Material provided below:

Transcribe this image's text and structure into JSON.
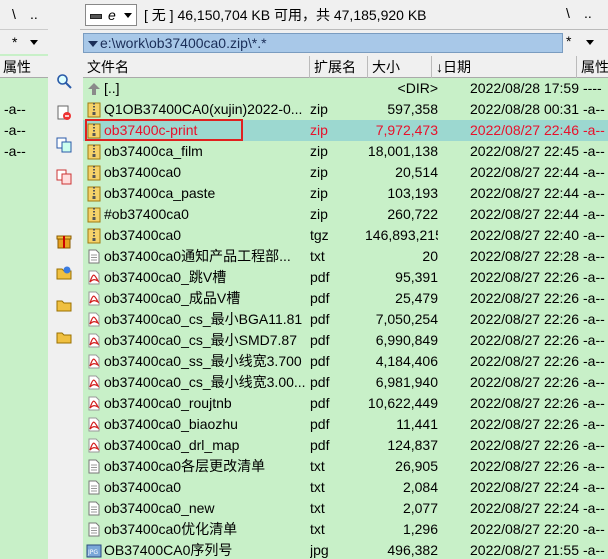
{
  "left_panel": {
    "top_label": "\\",
    "top_dots": "..",
    "sort_label": "*",
    "header_attr": "属性",
    "rows": [
      "-a--",
      "-a--",
      "-a--"
    ]
  },
  "drive_bar": {
    "drive_letter": "e",
    "info": "[ 无 ]  46,150,704 KB 可用，共 47,185,920 KB",
    "right_labels": [
      "\\",
      ".."
    ],
    "sort_label": "*"
  },
  "path": "e:\\work\\ob37400ca0.zip\\*.*",
  "columns": {
    "name": "文件名",
    "ext": "扩展名",
    "size": "大小",
    "date": "↓日期",
    "attr": "属性"
  },
  "files": [
    {
      "name": "[..]",
      "ext": "",
      "size": "<DIR>",
      "date": "2022/08/28 17:59",
      "attr": "----",
      "icon": "up-folder-icon"
    },
    {
      "name": "Q1OB37400CA0(xujin)2022-0...",
      "ext": "zip",
      "size": "597,358",
      "date": "2022/08/28 00:31",
      "attr": "-a--",
      "icon": "zip-icon"
    },
    {
      "name": "ob37400c-print",
      "ext": "zip",
      "size": "7,972,473",
      "date": "2022/08/27 22:46",
      "attr": "-a--",
      "icon": "zip-icon",
      "selected": true
    },
    {
      "name": "ob37400ca_film",
      "ext": "zip",
      "size": "18,001,138",
      "date": "2022/08/27 22:45",
      "attr": "-a--",
      "icon": "zip-icon"
    },
    {
      "name": "ob37400ca0",
      "ext": "zip",
      "size": "20,514",
      "date": "2022/08/27 22:44",
      "attr": "-a--",
      "icon": "zip-icon"
    },
    {
      "name": "ob37400ca_paste",
      "ext": "zip",
      "size": "103,193",
      "date": "2022/08/27 22:44",
      "attr": "-a--",
      "icon": "zip-icon"
    },
    {
      "name": "#ob37400ca0",
      "ext": "zip",
      "size": "260,722",
      "date": "2022/08/27 22:44",
      "attr": "-a--",
      "icon": "zip-icon"
    },
    {
      "name": "ob37400ca0",
      "ext": "tgz",
      "size": "146,893,215",
      "date": "2022/08/27 22:40",
      "attr": "-a--",
      "icon": "zip-icon"
    },
    {
      "name": "ob37400ca0通知产品工程部...",
      "ext": "txt",
      "size": "20",
      "date": "2022/08/27 22:28",
      "attr": "-a--",
      "icon": "txt-icon"
    },
    {
      "name": "ob37400ca0_跳V槽",
      "ext": "pdf",
      "size": "95,391",
      "date": "2022/08/27 22:26",
      "attr": "-a--",
      "icon": "pdf-icon"
    },
    {
      "name": "ob37400ca0_成品V槽",
      "ext": "pdf",
      "size": "25,479",
      "date": "2022/08/27 22:26",
      "attr": "-a--",
      "icon": "pdf-icon"
    },
    {
      "name": "ob37400ca0_cs_最小BGA11.81",
      "ext": "pdf",
      "size": "7,050,254",
      "date": "2022/08/27 22:26",
      "attr": "-a--",
      "icon": "pdf-icon"
    },
    {
      "name": "ob37400ca0_cs_最小SMD7.87",
      "ext": "pdf",
      "size": "6,990,849",
      "date": "2022/08/27 22:26",
      "attr": "-a--",
      "icon": "pdf-icon"
    },
    {
      "name": "ob37400ca0_ss_最小线宽3.700",
      "ext": "pdf",
      "size": "4,184,406",
      "date": "2022/08/27 22:26",
      "attr": "-a--",
      "icon": "pdf-icon"
    },
    {
      "name": "ob37400ca0_cs_最小线宽3.00...",
      "ext": "pdf",
      "size": "6,981,940",
      "date": "2022/08/27 22:26",
      "attr": "-a--",
      "icon": "pdf-icon"
    },
    {
      "name": "ob37400ca0_roujtnb",
      "ext": "pdf",
      "size": "10,622,449",
      "date": "2022/08/27 22:26",
      "attr": "-a--",
      "icon": "pdf-icon"
    },
    {
      "name": "ob37400ca0_biaozhu",
      "ext": "pdf",
      "size": "11,441",
      "date": "2022/08/27 22:26",
      "attr": "-a--",
      "icon": "pdf-icon"
    },
    {
      "name": "ob37400ca0_drl_map",
      "ext": "pdf",
      "size": "124,837",
      "date": "2022/08/27 22:26",
      "attr": "-a--",
      "icon": "pdf-icon"
    },
    {
      "name": "ob37400ca0各层更改清单",
      "ext": "txt",
      "size": "26,905",
      "date": "2022/08/27 22:26",
      "attr": "-a--",
      "icon": "txt-icon"
    },
    {
      "name": "ob37400ca0",
      "ext": "txt",
      "size": "2,084",
      "date": "2022/08/27 22:24",
      "attr": "-a--",
      "icon": "txt-icon"
    },
    {
      "name": "ob37400ca0_new",
      "ext": "txt",
      "size": "2,077",
      "date": "2022/08/27 22:24",
      "attr": "-a--",
      "icon": "txt-icon"
    },
    {
      "name": "ob37400ca0优化清单",
      "ext": "txt",
      "size": "1,296",
      "date": "2022/08/27 22:20",
      "attr": "-a--",
      "icon": "txt-icon"
    },
    {
      "name": "OB37400CA0序列号",
      "ext": "jpg",
      "size": "496,382",
      "date": "2022/08/27 21:55",
      "attr": "-a--",
      "icon": "jpg-icon"
    }
  ],
  "colors": {
    "list_bg": "#c8f0c8",
    "selected_bg": "#9cd8d0",
    "selected_text": "#e8112b",
    "path_bg": "#a8c8e8",
    "highlight_box": "#e02020"
  }
}
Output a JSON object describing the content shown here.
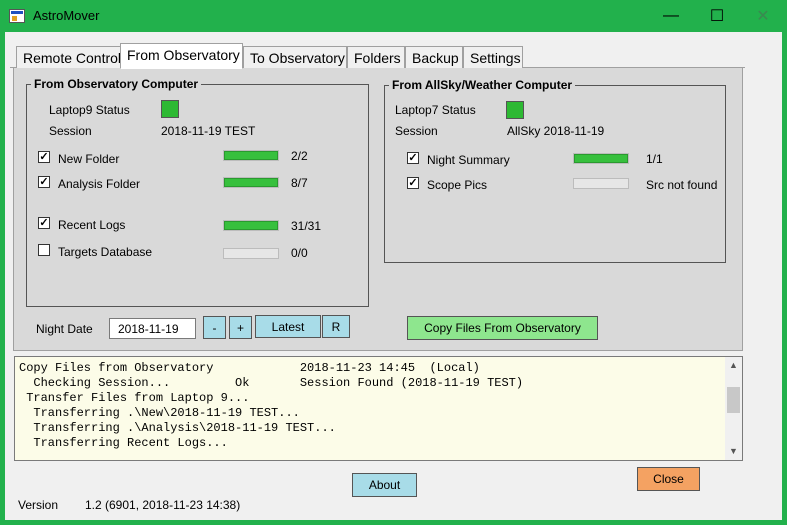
{
  "window": {
    "title": "AstroMover",
    "minimize_glyph": "—",
    "maximize_glyph": "☐",
    "close_glyph": "✕"
  },
  "tabs": [
    {
      "label": "Remote Control",
      "active": false
    },
    {
      "label": "From Observatory",
      "active": true
    },
    {
      "label": "To Observatory",
      "active": false
    },
    {
      "label": "Folders",
      "active": false
    },
    {
      "label": "Backup",
      "active": false
    },
    {
      "label": "Settings",
      "active": false
    }
  ],
  "obs_group": {
    "title": "From Observatory Computer",
    "status_label": "Laptop9 Status",
    "status_color": "#2db933",
    "session_label": "Session",
    "session_value": "2018-11-19 TEST",
    "items": [
      {
        "label": "New Folder",
        "checked": true,
        "progress": 1.0,
        "count": "2/2"
      },
      {
        "label": "Analysis Folder",
        "checked": true,
        "progress": 1.0,
        "count": "8/7"
      },
      {
        "label": "Recent Logs",
        "checked": true,
        "progress": 1.0,
        "count": "31/31"
      },
      {
        "label": "Targets Database",
        "checked": false,
        "progress": 0.0,
        "count": "0/0"
      }
    ]
  },
  "allsky_group": {
    "title": "From AllSky/Weather Computer",
    "status_label": "Laptop7 Status",
    "status_color": "#2db933",
    "session_label": "Session",
    "session_value": "AllSky 2018-11-19",
    "items": [
      {
        "label": "Night Summary",
        "checked": true,
        "progress": 1.0,
        "count": "1/1"
      },
      {
        "label": "Scope Pics",
        "checked": true,
        "progress": 0.0,
        "count": "Src not found"
      }
    ]
  },
  "night": {
    "label": "Night Date",
    "value": "2018-11-19",
    "minus_label": "-",
    "plus_label": "+",
    "latest_label": "Latest",
    "r_label": "R"
  },
  "copy_button": "Copy Files From Observatory",
  "log_lines": [
    "Copy Files from Observatory            2018-11-23 14:45  (Local)",
    "  Checking Session...         Ok       Session Found (2018-11-19 TEST)",
    " Transfer Files from Laptop 9...",
    "  Transferring .\\New\\2018-11-19 TEST...",
    "  Transferring .\\Analysis\\2018-11-19 TEST...",
    "  Transferring Recent Logs..."
  ],
  "about_button": "About",
  "close_button": "Close",
  "version_label": "Version",
  "version_value": "1.2  (6901,  2018-11-23 14:38)",
  "colors": {
    "titlebar": "#22b14c",
    "copy_button": "#8ee68e",
    "about_button": "#a8dce8",
    "close_button": "#f4a262",
    "log_background": "#fcfce8"
  }
}
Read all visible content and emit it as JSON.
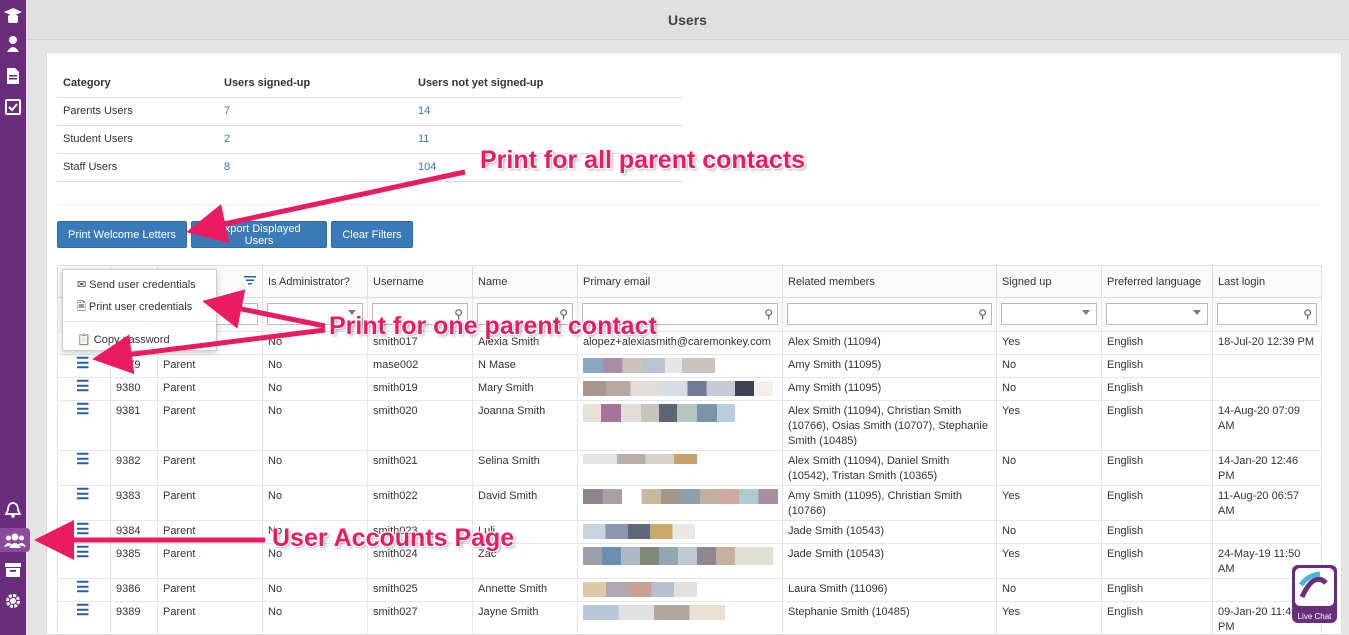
{
  "page": {
    "title": "Users"
  },
  "sidebar": {
    "top_icons": [
      "graduate-icon",
      "user-icon",
      "document-icon",
      "calendar-check-icon"
    ],
    "bottom_icons": [
      "bell-icon",
      "users-icon",
      "archive-icon",
      "gear-icon"
    ]
  },
  "summary": {
    "headers": [
      "Category",
      "Users signed-up",
      "Users not yet signed-up"
    ],
    "rows": [
      {
        "category": "Parents Users",
        "signed": "7",
        "not_signed": "14"
      },
      {
        "category": "Student Users",
        "signed": "2",
        "not_signed": "11"
      },
      {
        "category": "Staff Users",
        "signed": "8",
        "not_signed": "104"
      }
    ]
  },
  "buttons": {
    "print": "Print Welcome Letters",
    "export": "Export Displayed Users",
    "clear": "Clear Filters"
  },
  "grid": {
    "headers": [
      "Is Administrator?",
      "Username",
      "Name",
      "Primary email",
      "Related members",
      "Signed up",
      "Preferred language",
      "Last login"
    ],
    "first_row": {
      "admin": "No",
      "username": "smith017",
      "name": "Alexia Smith",
      "email": "alopez+alexiasmith@caremonkey.com",
      "related": "Alex Smith (11094)",
      "signed": "Yes",
      "lang": "English",
      "last": "18-Jul-20 12:39 PM"
    },
    "rows": [
      {
        "id": "9379",
        "type": "Parent",
        "admin": "No",
        "username": "mase002",
        "name": "N Mase",
        "related": "Amy Smith (11095)",
        "signed": "No",
        "lang": "English",
        "last": ""
      },
      {
        "id": "9380",
        "type": "Parent",
        "admin": "No",
        "username": "smith019",
        "name": "Mary Smith",
        "related": "Amy Smith (11095)",
        "signed": "No",
        "lang": "English",
        "last": ""
      },
      {
        "id": "9381",
        "type": "Parent",
        "admin": "No",
        "username": "smith020",
        "name": "Joanna Smith",
        "related": "Alex Smith (11094), Christian Smith (10766), Osias Smith (10707), Stephanie Smith (10485)",
        "signed": "Yes",
        "lang": "English",
        "last": "14-Aug-20 07:09 AM"
      },
      {
        "id": "9382",
        "type": "Parent",
        "admin": "No",
        "username": "smith021",
        "name": "Selina Smith",
        "related": "Alex Smith (11094), Daniel Smith (10542), Tristan Smith (10365)",
        "signed": "No",
        "lang": "English",
        "last": "14-Jan-20 12:46 PM"
      },
      {
        "id": "9383",
        "type": "Parent",
        "admin": "No",
        "username": "smith022",
        "name": "David Smith",
        "related": "Amy Smith (11095), Christian Smith (10766)",
        "signed": "Yes",
        "lang": "English",
        "last": "11-Aug-20 06:57 AM"
      },
      {
        "id": "9384",
        "type": "Parent",
        "admin": "No",
        "username": "smith023",
        "name": "Luli",
        "related": "Jade Smith (10543)",
        "signed": "No",
        "lang": "English",
        "last": ""
      },
      {
        "id": "9385",
        "type": "Parent",
        "admin": "No",
        "username": "smith024",
        "name": "Zac",
        "related": "Jade Smith (10543)",
        "signed": "Yes",
        "lang": "English",
        "last": "24-May-19 11:50 AM"
      },
      {
        "id": "9386",
        "type": "Parent",
        "admin": "No",
        "username": "smith025",
        "name": "Annette Smith",
        "related": "Laura Smith (11096)",
        "signed": "No",
        "lang": "English",
        "last": ""
      },
      {
        "id": "9389",
        "type": "Parent",
        "admin": "No",
        "username": "smith027",
        "name": "Jayne Smith",
        "related": "Stephanie Smith (10485)",
        "signed": "Yes",
        "lang": "English",
        "last": "09-Jan-20 11:45 PM"
      }
    ]
  },
  "context_menu": {
    "send": "Send user credentials",
    "print": "Print user credentials",
    "copy": "Copy password"
  },
  "annotations": {
    "all": "Print for all parent contacts",
    "one": "Print for one parent contact",
    "accounts": "User Accounts Page"
  },
  "colors": {
    "annotation": "#ea1b60",
    "sidebar": "#6a2d7c",
    "button": "#3a7ab8",
    "link": "#337ab7"
  },
  "chat": {
    "label": "Live Chat"
  }
}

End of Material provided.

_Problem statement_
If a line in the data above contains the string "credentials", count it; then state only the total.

_Exercise output_
2